This one’s for the believers: A Brief History of the Lives of All Those in the Caught by the River Tent at The Good Life Experience, by John Andrews

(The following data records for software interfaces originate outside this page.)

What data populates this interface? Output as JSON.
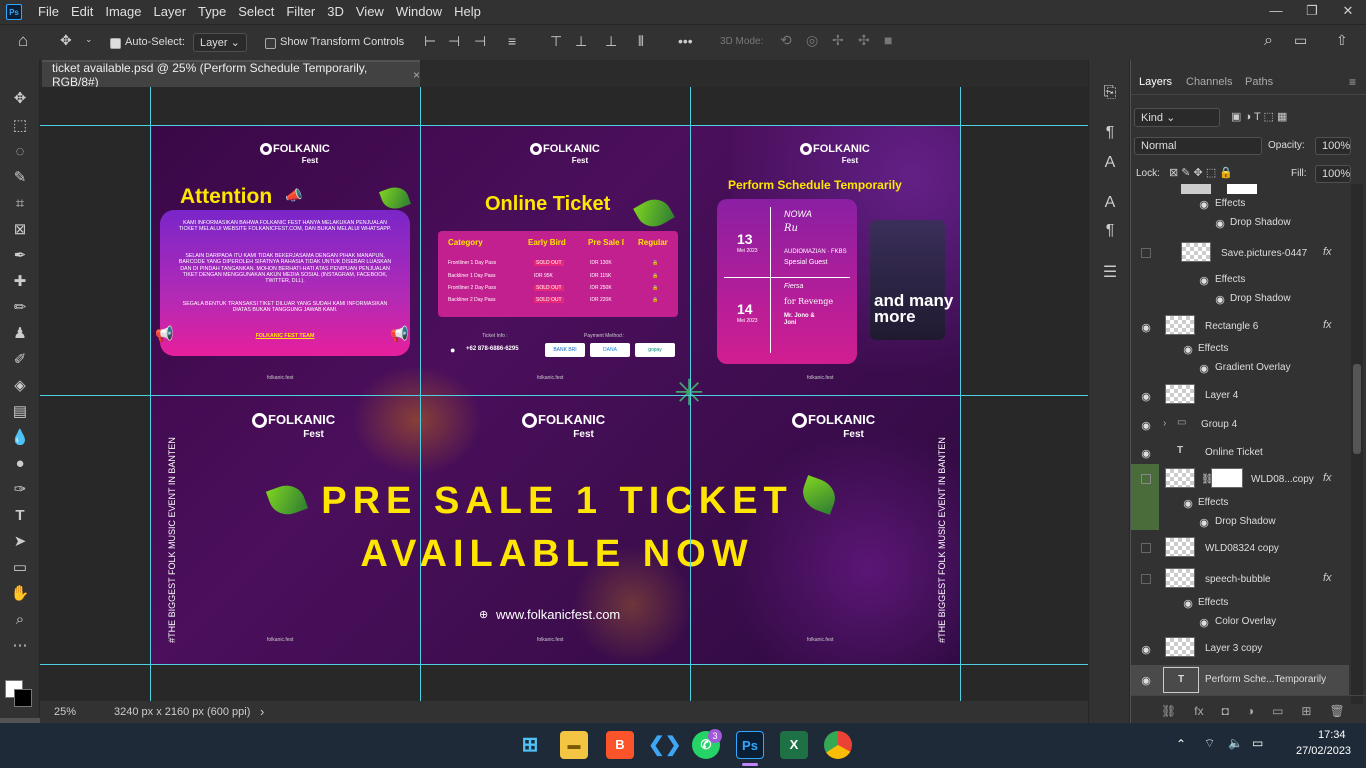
{
  "app": {
    "logo": "Ps"
  },
  "menu": [
    "File",
    "Edit",
    "Image",
    "Layer",
    "Type",
    "Select",
    "Filter",
    "3D",
    "View",
    "Window",
    "Help"
  ],
  "options": {
    "auto_select_label": "Auto-Select:",
    "auto_select_value": "Layer",
    "transform_controls_label": "Show Transform Controls",
    "mode_3d_label": "3D Mode:",
    "more": "•••"
  },
  "document": {
    "tab_title": "ticket available.psd @ 25% (Perform Schedule Temporarily, RGB/8#)",
    "close": "×"
  },
  "artwork": {
    "logo_top": "FOLKANIC",
    "logo_bottom": "Fest",
    "attention_title": "Attention",
    "attention_p1": "KAMI INFORMASIKAN BAHWA FOLKANIC FEST HANYA MELAKUKAN PENJUALAN TICKET MELALUI WEBSITE FOLKANICFEST.COM, DAN BUKAN MELALUI WHATSAPP.",
    "attention_p2": "SELAIN DARIPADA ITU KAMI TIDAK BEKERJASAMA DENGAN PIHAK MANAPUN, BARCODE YANG DIPEROLEH SIFATNYA RAHASIA TIDAK UNTUK DISEBAR LUASKAN DAN DI PINDAH TANGANKAN. MOHON BERHATI-HATI ATAS PENIPUAN PENJUALAN TIKET DENGAN MENGGUNAKAN AKUN MEDIA SOSIAL (INSTAGRAM, FACEBOOK, TWITTER, DLL).",
    "attention_p3": "SEGALA BENTUK TRANSAKSI TIKET DILUAR YANG SUDAH KAMI INFORMASIKAN DIATAS BUKAN TANGGUNG JAWAB KAMI.",
    "attention_sign": "FOLKANIC FEST TEAM",
    "footer": "folkanic.fest",
    "online_ticket_title": "Online Ticket",
    "table_headers": [
      "Category",
      "Early Bird",
      "Pre Sale I",
      "Regular"
    ],
    "table_rows": [
      {
        "cat": "Frontliner 1 Day Pass",
        "early": "SOLD OUT",
        "pre": "IDR 130K",
        "reg": "🔒"
      },
      {
        "cat": "Backliner 1 Day Pass",
        "early": "IDR 95K",
        "pre": "IDR 115K",
        "reg": "🔒"
      },
      {
        "cat": "Frontliner 2 Day Pass",
        "early": "SOLD OUT",
        "pre": "IDR 250K",
        "reg": "🔒"
      },
      {
        "cat": "Backliner 2 Day Pass",
        "early": "SOLD OUT",
        "pre": "IDR 220K",
        "reg": "🔒"
      }
    ],
    "ticket_info_label": "Ticket Info :",
    "ticket_info_phone": "+62 878-6886-6295",
    "payment_label": "Payment Method :",
    "payments": [
      "BANK BRI",
      "DANA",
      "gopay"
    ],
    "schedule_title": "Perform Schedule Temporarily",
    "date1_day": "13",
    "date1_month": "Mei 2023",
    "date2_day": "14",
    "date2_month": "Mei 2023",
    "special_guest": "Spesial Guest",
    "for_revenge": "for Revenge",
    "mejono": "Mr. Jono & Joni",
    "and_many_more": "and many more",
    "side_text": "#THE BIGGEST FOLK MUSIC EVENT IN BANTEN",
    "presale_line1": "PRE SALE 1 TICKET",
    "presale_line2": "AVAILABLE NOW",
    "website": "www.folkanicfest.com"
  },
  "status": {
    "zoom": "25%",
    "info": "3240 px x 2160 px (600 ppi)",
    "arrow": "›"
  },
  "layers_panel": {
    "tabs": [
      "Layers",
      "Channels",
      "Paths"
    ],
    "kind": "Kind",
    "blend": "Normal",
    "opacity_label": "Opacity:",
    "opacity": "100%",
    "lock_label": "Lock:",
    "fill_label": "Fill:",
    "fill": "100%",
    "rows": [
      {
        "name": "Effects"
      },
      {
        "name": "Drop Shadow"
      },
      {
        "name": "Save.pictures-0447"
      },
      {
        "name": "Effects"
      },
      {
        "name": "Drop Shadow"
      },
      {
        "name": "Rectangle 6"
      },
      {
        "name": "Effects"
      },
      {
        "name": "Gradient Overlay"
      },
      {
        "name": "Layer 4"
      },
      {
        "name": "Group 4"
      },
      {
        "name": "Online Ticket"
      },
      {
        "name": "WLD08...copy"
      },
      {
        "name": "Effects"
      },
      {
        "name": "Drop Shadow"
      },
      {
        "name": "WLD08324 copy"
      },
      {
        "name": "speech-bubble"
      },
      {
        "name": "Effects"
      },
      {
        "name": "Color Overlay"
      },
      {
        "name": "Layer 3 copy"
      },
      {
        "name": "Perform Sche...Temporarily"
      }
    ]
  },
  "taskbar": {
    "time": "17:34",
    "date": "27/02/2023",
    "whatsapp_badge": "3"
  }
}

I missed Joan Shelley and The Pictish Trail and all on Friday to my shame, coming north on an evening train after the fire, crossing the border as midnight struck on Gladstone’s clock. “This one’s for the believers”, shouted Mick Head, our favourite of saints, the next day, mid-song, and the tent was lit, we were fifty thousand each crying a silver tear, you can call it sheer joy, you can call it what you want, but it WAS the holy shiver, a sighting of the magic bird, a book stall in the corner of a gin parlour, a Kabbalah for the kids. Will read ‘A Song for Uncle Dee’ and Michael Chapman declared ‘I ain’t no folk singer’. Golems chanted in the secret rooms of each corner for Keenan, a blessing for the one-issue fanzine writers, a blessing for all the bands who might have been, a blessing for all the galleries that were dole queue rumours and a blessing for all believers. ‘Who are the believers?’ asked Emma with a smile, as if she and we didn’t know. Can a tent be a chapel, a Cocteau-painted cocoon in what on Thursday last Cerys Matthews called a world of chaos? Yes, it can, it can, it can. Don’t pick a fight with a grizzly bear, grab that Gretsch and get out of it in a new town, eat cheap-nail-polish-tinged chips with Andrea Dunbar, Adelle Stripe and Anna Wood, brush your teeth in bad lager, always keep your manuscript in a carrier bag, succumb to your rhythm, be it Polly Atkin describing a Lake District midden of a winter, or Martha Sprackland pacing out the time between lightning strikes. Play post-war i-Spy with Frank Cottrell-Boyce, cheer when the house martins come as one in the spring, so good you felt in that moment when the Bootle Boy met the Royal Oak Kid and the Bolton Girl Uptown, an Old Man for Everyone, a moment of grace like offering your seat to a priest in the snuggery on Ken Loach’s ‘The Golden Vision’. Scoff you each a plate of Scouse, wake at three, remember with fondness every track played by the Jukebox boys, think for an hour about the nature of charm, ‘This one’s for the believers’ shouted Mick and as if to prove it down came the house and on came The Orielles, Girl Ray, the Flamingods and Amber Arcades and into the night we went. On Sunday we rose early and listened, listened, and watched flat capped-Ceri channel Ginsberg dropping acid in ’67, as the king of booksellers told of finding the gold of author’s own copies of significant works in shops downtown. Will, Martha and Zaffar, the new Crucial Three, performed, and Zaf saved our lives on that slope where we have all stood in Sparkhill and elsewhere, later broadcasting his prayer, his forecast for us as fabled ships, spoken with his hallmark of hesitation, deviation and repetition. Anna read her short stories aloud for the first time and stilled the room. Tyler came by via the Vancouver boatyards with his new novel, the ink still drying, and then we were walked along the Brecon canal to The Glass Aisle and back. Time slipped, the sun came out for one last time and from the stage, Jeb Loy, our late-in-the-day saint asked, ‘have I got time for one more?’ and Jeff said ‘Yes’. Oh, yes.